There's a mindset that seems to come from the isolationism of the great hackers of yore, who would sleep under their desks or build hardware in their garages. They did it alone, so can't we always go it alone, like pioneers? But it's just a myth. Even the golden age hackers worked together. In fact, you could argue that they were more social, more engaged in communities, than these renegades are now.
If you attempt to do everything yourself, you're missing out on the network effect. You're missing out on the one of the primary benefits of the internet and our new ways of working together. Something that Clay Shirky covers in more detail in his book, Here Comes Everybody: The Power of Organizing Without Organizations.
As I said to Dave:
Yes, this is a common problem. Adding contributors early, and adding them often can help to alleviate maintainer stress as the project becomes more popular. The lower the barrier to entry the better, really. I know of some people who grant commit rights to anyone who lands a successful pull request.
Commenter jz made an interesting point that perhaps this is something that plagues web development for the most part. But as I argued, this is a problem that is endemic to all software.
The biggest open source project I am involved with is CouchDB, which is a document database written in Erlang. We have dependancies on specific versions of Erlang, various Erlang libraries, specific versions of OpenSSL, specific versions of SpiderMonkey, and so on. Which has caused us our fair share of problems. Even the C components are not safe from this sort of bitrot, with APIs that are modified or removed, and shared libraries that make backwards incompatible changes. My basic point was that the more dependencies you add to your project, the more you are going to have to work to keep up with that as a moving target. And it's worthwhile considering that for every dependency you add, you are also depending on every dependancy of that dependancy. These sorts of things can quickly increase exponentially.

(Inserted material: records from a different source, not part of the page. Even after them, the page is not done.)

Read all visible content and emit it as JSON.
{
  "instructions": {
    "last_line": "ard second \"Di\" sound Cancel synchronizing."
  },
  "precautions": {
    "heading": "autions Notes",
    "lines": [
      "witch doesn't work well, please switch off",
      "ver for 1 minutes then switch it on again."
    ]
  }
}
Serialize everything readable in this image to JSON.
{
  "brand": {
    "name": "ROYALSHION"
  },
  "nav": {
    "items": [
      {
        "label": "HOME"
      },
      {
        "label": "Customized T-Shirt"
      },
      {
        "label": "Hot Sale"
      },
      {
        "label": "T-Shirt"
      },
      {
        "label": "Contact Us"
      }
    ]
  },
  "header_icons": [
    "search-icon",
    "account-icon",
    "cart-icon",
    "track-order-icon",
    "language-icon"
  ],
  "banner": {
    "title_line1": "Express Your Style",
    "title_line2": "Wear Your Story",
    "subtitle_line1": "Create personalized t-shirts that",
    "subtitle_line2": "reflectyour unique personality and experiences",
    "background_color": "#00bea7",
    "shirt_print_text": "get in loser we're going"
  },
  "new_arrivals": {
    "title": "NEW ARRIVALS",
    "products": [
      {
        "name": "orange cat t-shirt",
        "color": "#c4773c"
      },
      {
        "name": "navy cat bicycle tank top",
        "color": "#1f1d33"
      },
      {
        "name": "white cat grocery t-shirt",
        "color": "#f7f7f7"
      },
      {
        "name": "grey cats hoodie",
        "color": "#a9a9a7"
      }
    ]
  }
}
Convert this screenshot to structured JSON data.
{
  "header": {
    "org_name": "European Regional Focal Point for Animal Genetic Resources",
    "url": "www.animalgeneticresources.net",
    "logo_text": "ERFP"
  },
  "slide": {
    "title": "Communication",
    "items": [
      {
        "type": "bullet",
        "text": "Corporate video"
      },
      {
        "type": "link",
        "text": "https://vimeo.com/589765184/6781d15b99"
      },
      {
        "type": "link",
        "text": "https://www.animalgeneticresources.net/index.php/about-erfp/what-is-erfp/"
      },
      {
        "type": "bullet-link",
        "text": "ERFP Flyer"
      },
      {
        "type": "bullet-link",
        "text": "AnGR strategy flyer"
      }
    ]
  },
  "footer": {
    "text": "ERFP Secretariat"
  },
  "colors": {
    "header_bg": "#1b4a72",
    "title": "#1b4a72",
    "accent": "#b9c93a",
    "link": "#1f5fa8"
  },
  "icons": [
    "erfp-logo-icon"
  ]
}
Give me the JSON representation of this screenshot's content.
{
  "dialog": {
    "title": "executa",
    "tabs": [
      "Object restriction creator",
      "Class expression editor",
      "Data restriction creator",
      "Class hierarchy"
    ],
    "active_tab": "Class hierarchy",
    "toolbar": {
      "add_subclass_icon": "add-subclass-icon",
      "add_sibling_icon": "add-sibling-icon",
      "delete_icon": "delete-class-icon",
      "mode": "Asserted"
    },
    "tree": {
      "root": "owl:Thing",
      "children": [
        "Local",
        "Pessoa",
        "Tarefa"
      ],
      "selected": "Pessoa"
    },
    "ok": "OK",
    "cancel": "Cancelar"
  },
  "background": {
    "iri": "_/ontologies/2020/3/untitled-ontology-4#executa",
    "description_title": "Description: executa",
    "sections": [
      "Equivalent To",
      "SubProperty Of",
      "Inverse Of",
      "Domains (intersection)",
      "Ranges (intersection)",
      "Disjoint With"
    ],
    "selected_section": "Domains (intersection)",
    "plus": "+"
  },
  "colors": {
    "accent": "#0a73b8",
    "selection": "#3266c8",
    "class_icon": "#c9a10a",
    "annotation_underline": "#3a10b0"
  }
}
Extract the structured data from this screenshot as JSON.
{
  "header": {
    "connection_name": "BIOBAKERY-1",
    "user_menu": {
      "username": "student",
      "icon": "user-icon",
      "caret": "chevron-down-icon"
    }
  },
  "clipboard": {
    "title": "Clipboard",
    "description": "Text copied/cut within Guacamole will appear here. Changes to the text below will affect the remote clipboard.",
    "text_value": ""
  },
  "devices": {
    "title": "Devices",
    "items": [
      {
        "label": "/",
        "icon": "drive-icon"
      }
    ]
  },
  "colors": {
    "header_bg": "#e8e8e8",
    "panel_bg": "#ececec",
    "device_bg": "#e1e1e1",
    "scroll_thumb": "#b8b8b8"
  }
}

I found an interesting post on what it's like to be a community manager by Jason Hibbets of Red Hat. And as I said in the comments, one of the things that we take for granted is that other people have a community mindset. But in fact, I think is our first problem. Problem zero, if you like.
I've been arguing strongly, recently, that healthy open source projects need people. You seem to be taking for granted that communities are worth having, but I think one of the big problems is that there are still so many people who aren't yet community minded.
You're looking, in other words, at the problem of being a community manager. But as a community manager, I also like to keep in mind what it feels like to be a developer who isn't part of a community. Because that's where the community comes from: people who weren't part of the community before. If you can think how they think, then you can boost your conversion rates and entice more people in.
Anyway. What do you think? Do you run your own open source project? Is it just you, or have you managed to attract contributors? How do you feel about sharing the maintenance tasks? And how aggressively do you attempt to attract contributors?
Noah Slater has been contributing to open source since 1999. He's an Apache member, O'Reilly author, and one of the folks behind CouchDB. He currently works for Engine Yard as a Community Engineer.